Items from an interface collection
• • • •

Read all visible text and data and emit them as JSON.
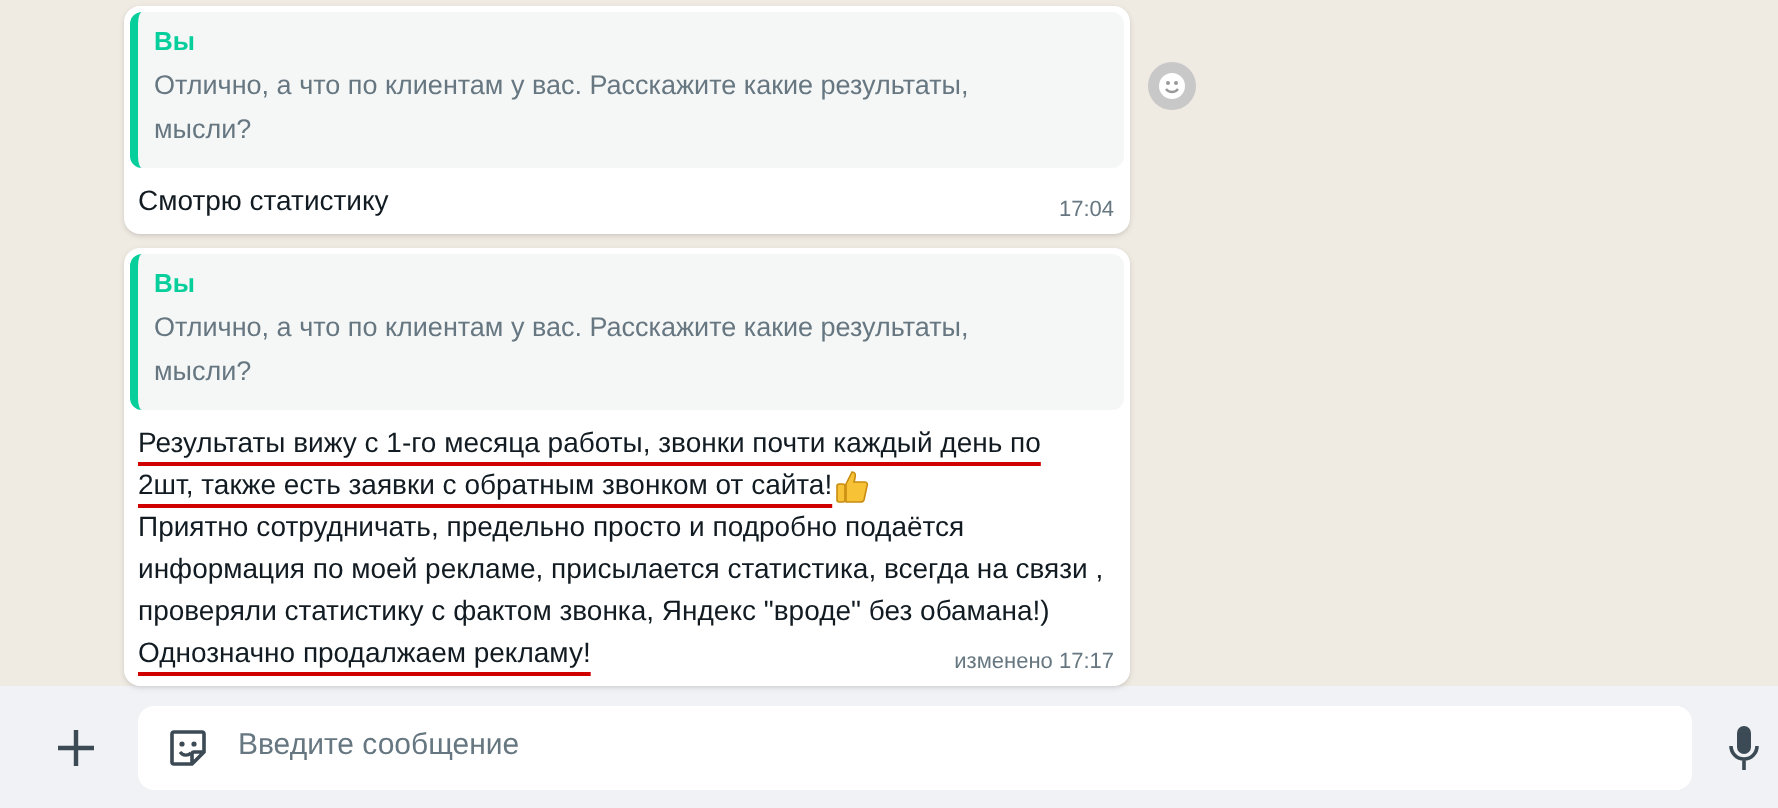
{
  "messages": [
    {
      "quote": {
        "author": "Вы",
        "text": "Отлично, а что по клиентам у вас. Расскажите какие результаты, мысли?"
      },
      "lines": [
        {
          "text": "Смотрю статистику",
          "underlined": false,
          "thumbs_up": false
        }
      ],
      "meta": "17:04",
      "reaction_button": true
    },
    {
      "quote": {
        "author": "Вы",
        "text": "Отлично, а что по клиентам у вас. Расскажите какие результаты, мысли?"
      },
      "lines": [
        {
          "text": "Результаты вижу с 1-го месяца работы, звонки почти каждый день по",
          "underlined": true,
          "thumbs_up": false
        },
        {
          "text": "2шт, также есть заявки с обратным звонком от сайта!",
          "underlined": true,
          "thumbs_up": true
        },
        {
          "text": "Приятно сотрудничать, предельно просто и подробно подаётся",
          "underlined": false,
          "thumbs_up": false
        },
        {
          "text": "информация по моей рекламе, присылается статистика, всегда на связи ,",
          "underlined": false,
          "thumbs_up": false
        },
        {
          "text": "проверяли статистику с фактом звонка, Яндекс \"вроде\" без обамана!)",
          "underlined": false,
          "thumbs_up": false
        },
        {
          "text": "Однозначно продалжаем рекламу!",
          "underlined": true,
          "thumbs_up": false
        }
      ],
      "meta": "изменено 17:17",
      "reaction_button": false
    }
  ],
  "composer": {
    "placeholder": "Введите сообщение"
  }
}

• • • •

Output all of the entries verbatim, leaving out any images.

## YOUR RESPONSE
Read all visible text and data and emit them as JSON.
{
  "messages": [
    {
      "quote": {
        "author": "Вы",
        "text": "Отлично, а что по клиентам у вас. Расскажите какие результаты, мысли?"
      },
      "lines": [
        {
          "text": "Смотрю статистику",
          "underlined": false,
          "thumbs_up": false
        }
      ],
      "meta": "17:04",
      "reaction_button": true
    },
    {
      "quote": {
        "author": "Вы",
        "text": "Отлично, а что по клиентам у вас. Расскажите какие результаты, мысли?"
      },
      "lines": [
        {
          "text": "Результаты вижу с 1-го месяца работы, звонки почти каждый день по",
          "underlined": true,
          "thumbs_up": false
        },
        {
          "text": "2шт, также есть заявки с обратным звонком от сайта!",
          "underlined": true,
          "thumbs_up": true
        },
        {
          "text": "Приятно сотрудничать, предельно просто и подробно подаётся",
          "underlined": false,
          "thumbs_up": false
        },
        {
          "text": "информация по моей рекламе, присылается статистика, всегда на связи ,",
          "underlined": false,
          "thumbs_up": false
        },
        {
          "text": "проверяли статистику с фактом звонка, Яндекс \"вроде\" без обамана!)",
          "underlined": false,
          "thumbs_up": false
        },
        {
          "text": "Однозначно продалжаем рекламу!",
          "underlined": true,
          "thumbs_up": false
        }
      ],
      "meta": "изменено 17:17",
      "reaction_button": false
    }
  ],
  "composer": {
    "placeholder": "Введите сообщение"
  }
}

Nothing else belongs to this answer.